I think that with agreed upon reductions in corporate welfare and military adventurism, we can free up at least 400 billion annually with half being used for debt reduction and half being sent to the states. We could probably add at least another 200 billion to this 50% formula by negotiating real tax reform and consolidation of cabinet departments.
Putting 300 billion or more annually into the hands of state and local governments may not be ideal from ether progressive or libertarian perspectives, but it would definitely be better than what either Obama II or Romney I is offering.
Politically speaking, if Ron Paul were to accept the Green Republican proposal, it would be a very minor adjustment in his platform but a gigantic political move. Doing this and promising to hire a real coalition cabinet would mean millions of progressives flooding his way overnight. Both major parties would tremble and their establishment leaders would go into full panic mode. Principled leftists would be without excuse; they would have to endorse Ron Paul or drop the adjective. The GOP convention would have to reject or nominate a candidate who has won a clear plurality and perhaps even a majority of primary votes.
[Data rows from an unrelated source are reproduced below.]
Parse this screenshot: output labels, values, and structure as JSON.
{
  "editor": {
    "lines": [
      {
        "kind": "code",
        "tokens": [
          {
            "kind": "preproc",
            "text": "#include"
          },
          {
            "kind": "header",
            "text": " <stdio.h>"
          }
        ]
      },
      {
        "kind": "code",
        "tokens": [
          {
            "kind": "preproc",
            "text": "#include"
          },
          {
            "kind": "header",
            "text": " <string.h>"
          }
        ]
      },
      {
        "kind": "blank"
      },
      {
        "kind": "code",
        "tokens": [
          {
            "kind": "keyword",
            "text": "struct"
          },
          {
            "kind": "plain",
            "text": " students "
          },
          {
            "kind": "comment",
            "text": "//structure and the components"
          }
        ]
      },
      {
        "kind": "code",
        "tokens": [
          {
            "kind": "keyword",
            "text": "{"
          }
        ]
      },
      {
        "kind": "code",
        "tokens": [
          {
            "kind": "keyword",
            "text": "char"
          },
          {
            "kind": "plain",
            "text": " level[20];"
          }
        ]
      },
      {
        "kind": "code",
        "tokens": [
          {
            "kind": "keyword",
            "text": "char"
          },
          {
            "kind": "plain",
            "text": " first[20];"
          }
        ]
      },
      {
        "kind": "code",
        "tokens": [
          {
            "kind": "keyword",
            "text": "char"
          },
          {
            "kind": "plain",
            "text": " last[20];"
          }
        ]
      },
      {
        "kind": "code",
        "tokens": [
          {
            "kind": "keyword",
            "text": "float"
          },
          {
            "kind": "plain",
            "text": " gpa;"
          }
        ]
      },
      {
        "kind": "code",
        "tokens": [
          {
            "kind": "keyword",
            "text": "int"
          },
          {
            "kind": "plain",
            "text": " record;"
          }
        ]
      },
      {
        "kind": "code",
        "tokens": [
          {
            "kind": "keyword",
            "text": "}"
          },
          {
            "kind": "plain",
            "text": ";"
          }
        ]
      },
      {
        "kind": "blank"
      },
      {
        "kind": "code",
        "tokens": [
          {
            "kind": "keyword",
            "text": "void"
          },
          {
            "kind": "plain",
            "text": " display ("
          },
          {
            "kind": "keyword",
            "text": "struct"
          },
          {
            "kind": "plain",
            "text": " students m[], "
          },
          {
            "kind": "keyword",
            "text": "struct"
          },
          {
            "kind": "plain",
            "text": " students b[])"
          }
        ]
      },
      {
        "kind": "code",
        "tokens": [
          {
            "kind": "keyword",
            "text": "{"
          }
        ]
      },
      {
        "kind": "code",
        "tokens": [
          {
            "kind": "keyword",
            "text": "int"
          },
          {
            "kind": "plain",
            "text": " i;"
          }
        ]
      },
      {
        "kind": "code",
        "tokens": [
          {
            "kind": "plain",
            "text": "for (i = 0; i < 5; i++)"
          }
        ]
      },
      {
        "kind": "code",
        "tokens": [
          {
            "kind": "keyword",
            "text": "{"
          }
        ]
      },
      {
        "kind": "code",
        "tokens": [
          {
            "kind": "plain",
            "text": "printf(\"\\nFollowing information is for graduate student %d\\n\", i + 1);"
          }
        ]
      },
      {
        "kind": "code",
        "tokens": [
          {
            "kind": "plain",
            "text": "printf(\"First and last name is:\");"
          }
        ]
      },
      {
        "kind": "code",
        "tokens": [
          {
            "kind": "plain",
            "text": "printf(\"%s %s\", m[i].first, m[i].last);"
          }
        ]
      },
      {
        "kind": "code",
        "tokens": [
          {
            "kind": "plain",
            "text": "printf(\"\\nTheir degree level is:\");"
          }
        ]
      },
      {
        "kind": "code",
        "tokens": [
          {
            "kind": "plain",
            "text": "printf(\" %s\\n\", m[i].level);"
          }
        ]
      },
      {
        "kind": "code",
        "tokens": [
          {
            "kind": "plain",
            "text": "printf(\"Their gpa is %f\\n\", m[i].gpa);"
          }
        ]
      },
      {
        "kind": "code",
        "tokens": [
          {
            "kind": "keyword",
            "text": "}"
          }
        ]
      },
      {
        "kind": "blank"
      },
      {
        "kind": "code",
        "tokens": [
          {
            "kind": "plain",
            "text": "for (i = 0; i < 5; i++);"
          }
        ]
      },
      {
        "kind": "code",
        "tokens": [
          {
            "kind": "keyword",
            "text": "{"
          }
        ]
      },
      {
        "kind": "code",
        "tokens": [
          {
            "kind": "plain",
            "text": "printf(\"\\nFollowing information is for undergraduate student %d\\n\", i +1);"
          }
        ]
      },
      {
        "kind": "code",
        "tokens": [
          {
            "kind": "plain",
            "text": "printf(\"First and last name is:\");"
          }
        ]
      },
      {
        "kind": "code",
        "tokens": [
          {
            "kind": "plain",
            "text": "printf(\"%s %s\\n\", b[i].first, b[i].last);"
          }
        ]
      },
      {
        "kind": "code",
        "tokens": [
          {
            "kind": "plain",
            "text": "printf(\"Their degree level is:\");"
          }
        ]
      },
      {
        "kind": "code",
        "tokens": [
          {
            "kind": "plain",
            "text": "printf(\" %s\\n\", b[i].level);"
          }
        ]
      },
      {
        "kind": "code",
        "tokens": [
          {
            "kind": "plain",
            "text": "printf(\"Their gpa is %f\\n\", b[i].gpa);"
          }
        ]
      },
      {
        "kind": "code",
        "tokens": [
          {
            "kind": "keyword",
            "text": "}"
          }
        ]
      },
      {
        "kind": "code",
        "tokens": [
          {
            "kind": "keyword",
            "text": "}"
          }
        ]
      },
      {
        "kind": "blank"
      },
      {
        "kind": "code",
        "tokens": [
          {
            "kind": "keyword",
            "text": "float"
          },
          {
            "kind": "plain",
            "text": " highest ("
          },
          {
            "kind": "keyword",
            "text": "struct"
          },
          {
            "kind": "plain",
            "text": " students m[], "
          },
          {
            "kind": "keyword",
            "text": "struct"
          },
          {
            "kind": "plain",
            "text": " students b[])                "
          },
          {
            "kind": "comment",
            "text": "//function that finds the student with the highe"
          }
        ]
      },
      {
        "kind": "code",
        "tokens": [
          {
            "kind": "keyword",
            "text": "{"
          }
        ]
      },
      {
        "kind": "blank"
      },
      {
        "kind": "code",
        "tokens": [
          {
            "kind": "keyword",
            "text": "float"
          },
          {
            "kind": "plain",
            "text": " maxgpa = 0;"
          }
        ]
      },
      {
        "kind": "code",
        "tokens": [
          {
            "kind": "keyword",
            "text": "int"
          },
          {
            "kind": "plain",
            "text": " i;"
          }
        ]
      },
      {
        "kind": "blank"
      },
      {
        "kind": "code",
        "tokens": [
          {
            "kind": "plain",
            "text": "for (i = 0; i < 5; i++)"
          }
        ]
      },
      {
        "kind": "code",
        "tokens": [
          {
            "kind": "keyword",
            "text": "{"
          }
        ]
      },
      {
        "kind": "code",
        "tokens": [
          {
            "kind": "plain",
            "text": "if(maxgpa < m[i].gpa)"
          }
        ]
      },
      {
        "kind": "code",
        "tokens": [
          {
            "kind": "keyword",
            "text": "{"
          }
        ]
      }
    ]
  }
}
Ron Paul entitles one of his books, Revolution. This modest proposal of the Green Republican Strategy will make it happen. Every progressive, independent and libertarian American who's half awake knows we need one. And yes we can, with just a little principled compromise, do it.